has become more user-friendly and therefore easier to learn (for new employees), the standardization in the endproduct has increased, and the number of bugs has decreased.When examining the CGE effects on the content developing process, several insights can be found: The CGTs ability to preview the screen while designing the content is a meaningful added value. Creativity and variation in the final products can still be seen, despite the standardized tools. New content developers find it easier to understand the complexity of the process since it is externalized and represented in the tools. Due to the interactive nature of the content development process, content developers need the ability to move freely between the CET (macro design) and the CGT (micro design). The tools should support maximum flexibility (in the way data is presented and accessed) in order to enable Learning Design processes. Otherwise it would be easier to design the content using another means and come back to the tool only afterward.Whats Next?T2K continues to strive to fulfill its vision, while seeking creative solutions for its different challenges. These are someof the current Learning Design issues facing T2K: To continue developing the next generation of CGE tools to support the content development process, with a special focus on integrating planning and design templates and methodologies (T2Ks "Know How"). To separate as much as possible the Learning Design process from production considerations and constraints (e.g. separate the data from its visual representation).ReferencesCuban, L. (2001). Oversold & underused: Computers in the classroom. Cambridge Mass./ London: Harvard UniversityPress.Kali, Y., Markauskaite, L., Goodyear, P., & Ward, M-H. (2011). Bridging multiple expertise in collaborative design fortechnology-enhanced learning.

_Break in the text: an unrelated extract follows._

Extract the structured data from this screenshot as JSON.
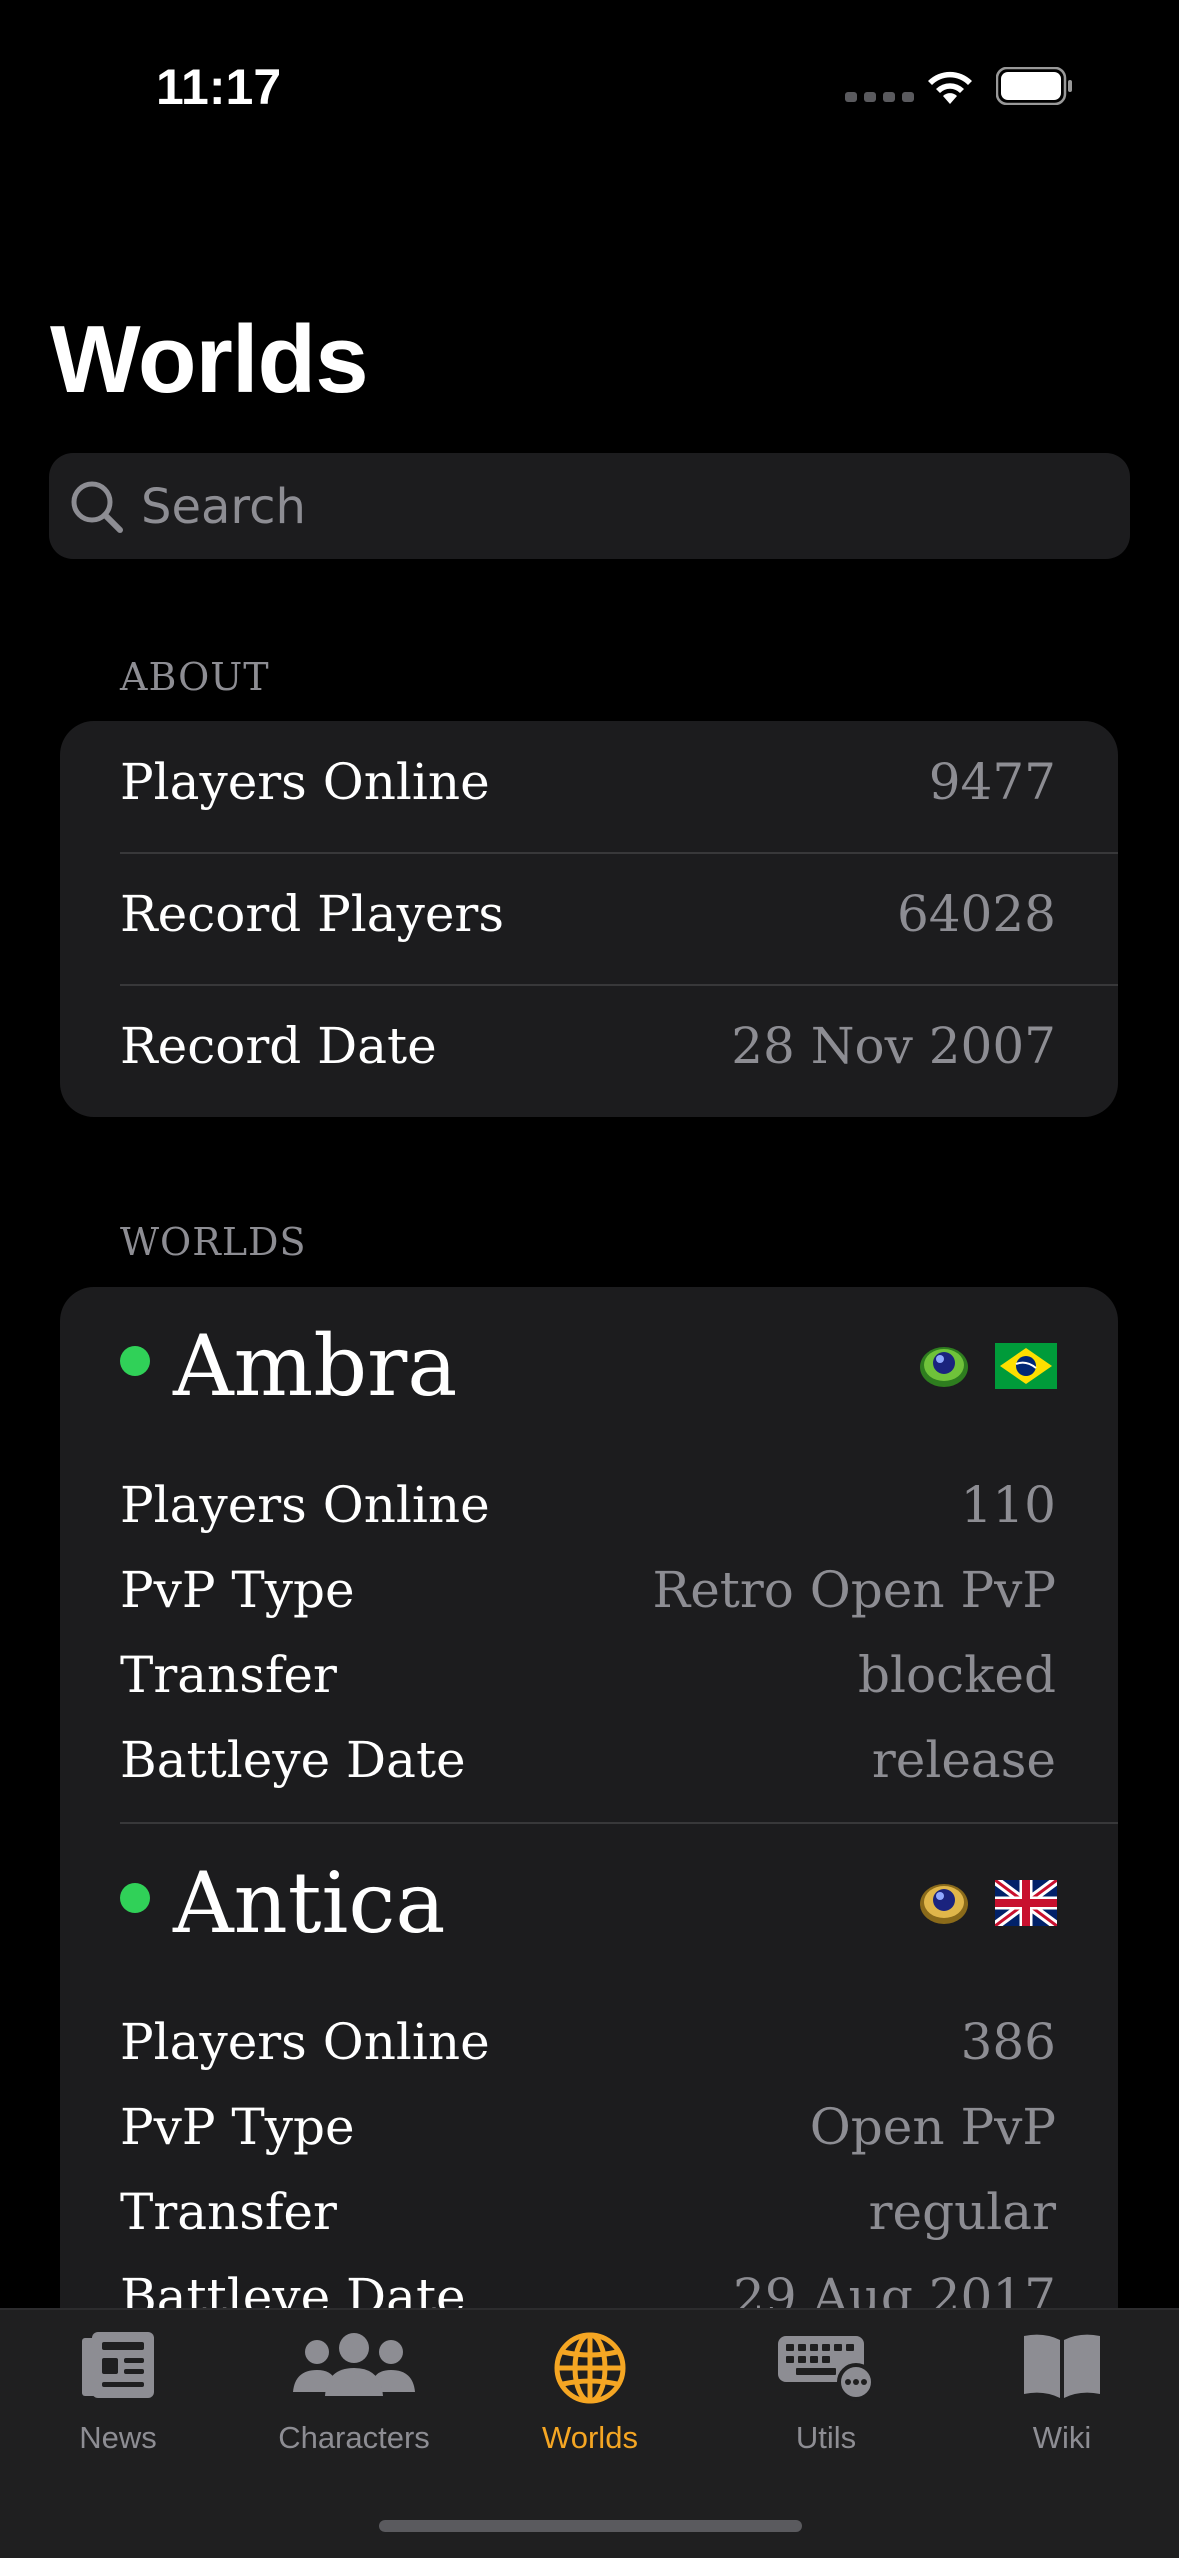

Proceedings of the Computer Supported Collaborative Learning (CSCL) conference (pp.831-835). ISLS.Walters, J., Dede, C., & Richards, J. (2009). Pedagogical Fit: An analysis of the design of Time To Know.http://www.timetoknow.com/Data/Uploads/Pedagogical_Fit-Analysis_of_the_Design_of_Time_To_Know.pdfWeiss, D. (2010). A pedagogical symphony for technology in the classroom.http://www.timetoknow.com/Data/Uploads/T2K%20Pedagogical%20Symphony%20final.pdf